Today is the first day of Black History Month and we’re excited to share with you an initiative we’ll be engaging in all month long. In our teen programming and on our social media channels, we’ll be celebrating the rich (and complicated) history of being black in Boston. We’re calling the project #BostonBlackHistory and we would like you to be a part of it.

Getting involved is really quite simple — we’ll be posting images and stories from leaders, activists, and change agents in our city’s black history throughout the month of February to Instagram, Twitter, Linkedin, Facebook, and our website. However, there’s absolutely zero chance that we can do justice to about four centuries of black history by ourselves; that’s where you come in.

We’re hoping you’ll join us in using the hashtag #BostonBlackHistory and posting stories and memories to your own social media profiles or to the profile of your school, company, or organization. What stories have you lived — whether they’re about you, or your family, your friends, your community? What stories or heroes from this city’s history have inspired you? Maybe you remember when Martin Luther King, Jr., led thousands in a march from Roxbury to the Boston Common to protest school segregation. Maybe you went to Burke High School with Donna Summer. Maybe your own mom or dad or grandmother is a part of #BostonBlackHistory.

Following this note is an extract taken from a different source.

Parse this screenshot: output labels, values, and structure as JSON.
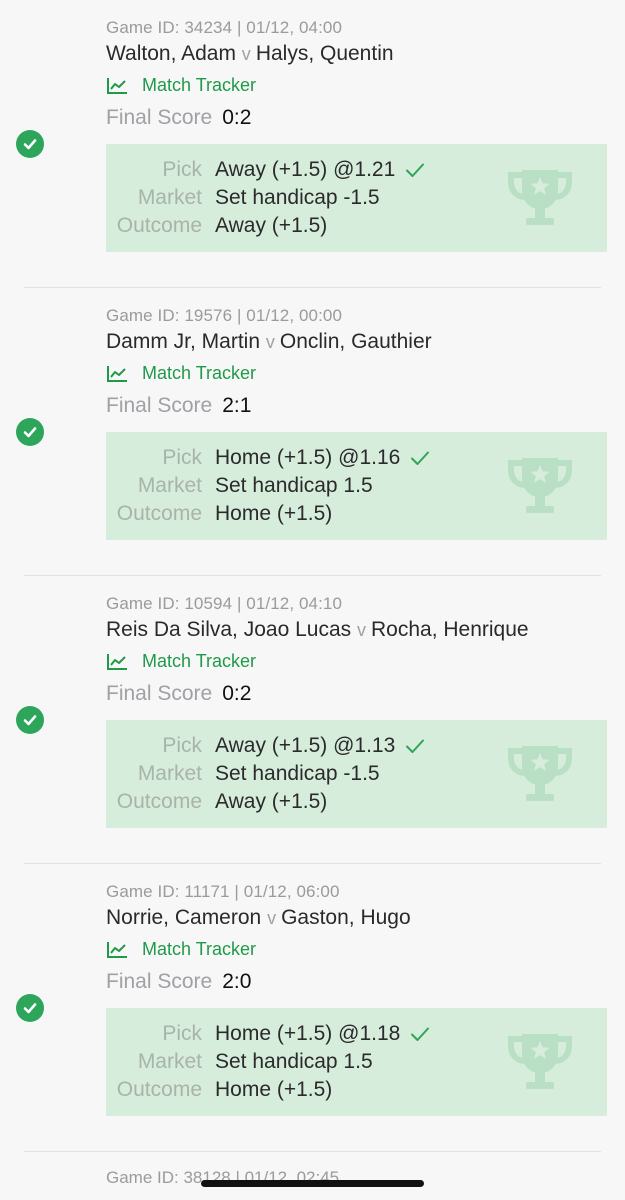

We want to hear your stories.

Subscribe to our emails to make sure you don’t miss anything — we’ll be sending a few updates on the project throughout the month.

We’re looking forward to digging into our city’s rich history with you.